I keep coming back to two key words: blame and responsibility.
We’ve witnessed so many senseless events recently that have cost lives, and in most cases for no real apparent reason. Someone feels wronged, and where there is a wrong there must be someone or something to blame. People who commit these acts seem full of excuses and give reasons for certain behavior but are short on accepting personal responsibility.
As a society, we are quick to determine that there must be blame attributed to every event. The simple fact that we need someone or something to blame, we are told, provides closure to the injured parties. But what does it really close?
So as we think about the recent legislation banning New York City’s stop and frisk law, or Delbert Belton the World War II veteran who was senselessly beaten to death, the Australian college student shot and killed in Oklahoma just for fun, or the kidnapping and nearly decade long imprisonment of three young women in Ohio, we try to rationalize and make sense of it all. How do these events happen in our midst, and what role should our society accept for fostering such heinous acts?
By nearly all statistical accounts, stop and frisk saves lives, especially in crime-ridden neighborhoods. Yet the courts have ruled that offending someone by profiling them is far worse than preventing a more serious crime. I recall a few years back, my wife and I were pulled over by the police while driving through Lake Placid. The officer had his hand on his gun as he approached the car. Being perplexed as to why we had been stopped, the officer explained a car matching the description of our car had been involved in a theft. He asked for details on our activities and asked to inspect the inside of the car. We were happy to oblige, knowing we had nothing to hide. He apologized, which in our minds was not at all necessary since he was doing his job — a job we recognized as valuable — but the fact that he offered an apology was a sign of respect and a necessary part of the stop.
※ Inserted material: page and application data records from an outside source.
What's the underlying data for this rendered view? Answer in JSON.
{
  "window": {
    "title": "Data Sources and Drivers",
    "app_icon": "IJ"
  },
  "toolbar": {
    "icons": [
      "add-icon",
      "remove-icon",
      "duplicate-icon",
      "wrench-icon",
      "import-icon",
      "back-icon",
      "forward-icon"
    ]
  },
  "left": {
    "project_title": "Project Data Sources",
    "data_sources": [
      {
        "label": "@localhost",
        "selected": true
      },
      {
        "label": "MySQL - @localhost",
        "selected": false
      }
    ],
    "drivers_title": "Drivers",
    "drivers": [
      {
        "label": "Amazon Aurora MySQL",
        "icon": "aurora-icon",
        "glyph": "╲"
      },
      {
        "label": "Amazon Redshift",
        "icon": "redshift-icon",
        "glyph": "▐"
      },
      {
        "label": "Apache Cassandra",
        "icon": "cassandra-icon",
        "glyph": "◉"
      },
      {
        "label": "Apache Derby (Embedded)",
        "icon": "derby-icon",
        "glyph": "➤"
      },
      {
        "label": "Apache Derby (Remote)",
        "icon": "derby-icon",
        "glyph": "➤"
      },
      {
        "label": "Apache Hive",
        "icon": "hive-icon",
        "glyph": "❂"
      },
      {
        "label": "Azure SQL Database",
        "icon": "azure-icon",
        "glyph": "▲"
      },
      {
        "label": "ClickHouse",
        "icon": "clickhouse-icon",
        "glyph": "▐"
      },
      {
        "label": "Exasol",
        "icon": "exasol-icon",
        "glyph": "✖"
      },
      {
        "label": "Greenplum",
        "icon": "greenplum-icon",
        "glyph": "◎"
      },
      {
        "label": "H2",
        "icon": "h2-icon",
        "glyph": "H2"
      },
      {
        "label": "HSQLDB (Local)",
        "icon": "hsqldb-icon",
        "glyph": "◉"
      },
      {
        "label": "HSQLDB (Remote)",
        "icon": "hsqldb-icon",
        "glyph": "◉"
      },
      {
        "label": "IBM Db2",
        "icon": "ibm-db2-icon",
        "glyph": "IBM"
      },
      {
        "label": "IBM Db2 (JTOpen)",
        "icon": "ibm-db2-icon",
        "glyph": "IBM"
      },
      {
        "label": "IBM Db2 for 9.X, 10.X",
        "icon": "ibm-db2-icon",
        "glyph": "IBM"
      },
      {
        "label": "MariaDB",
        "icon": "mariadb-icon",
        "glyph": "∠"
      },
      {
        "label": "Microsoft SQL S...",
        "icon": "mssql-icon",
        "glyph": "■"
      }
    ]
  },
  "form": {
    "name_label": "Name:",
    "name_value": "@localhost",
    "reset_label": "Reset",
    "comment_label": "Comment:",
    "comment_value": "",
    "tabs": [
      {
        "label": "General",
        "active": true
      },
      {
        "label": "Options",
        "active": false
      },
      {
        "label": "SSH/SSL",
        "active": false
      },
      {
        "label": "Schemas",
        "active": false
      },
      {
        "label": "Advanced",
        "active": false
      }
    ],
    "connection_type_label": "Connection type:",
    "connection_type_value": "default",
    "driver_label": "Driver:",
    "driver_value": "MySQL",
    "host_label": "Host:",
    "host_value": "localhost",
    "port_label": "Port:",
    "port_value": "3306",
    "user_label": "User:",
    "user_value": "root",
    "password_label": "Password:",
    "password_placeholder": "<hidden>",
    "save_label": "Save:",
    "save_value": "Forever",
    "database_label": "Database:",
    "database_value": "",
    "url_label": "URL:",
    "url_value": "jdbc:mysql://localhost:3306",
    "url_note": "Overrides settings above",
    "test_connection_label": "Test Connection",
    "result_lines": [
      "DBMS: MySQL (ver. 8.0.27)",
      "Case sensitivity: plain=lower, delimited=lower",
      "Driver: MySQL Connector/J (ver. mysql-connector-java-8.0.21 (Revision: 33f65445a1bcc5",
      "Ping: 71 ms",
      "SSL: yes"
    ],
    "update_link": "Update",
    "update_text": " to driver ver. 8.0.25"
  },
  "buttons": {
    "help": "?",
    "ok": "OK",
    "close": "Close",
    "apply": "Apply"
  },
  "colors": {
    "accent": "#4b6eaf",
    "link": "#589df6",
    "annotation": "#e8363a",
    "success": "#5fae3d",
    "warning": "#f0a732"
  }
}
Dan Alexander is associate publisher of New Market Press and publisher and CEO of Denton Publications. He may be reached at firstname.lastname@example.org or email@example.com.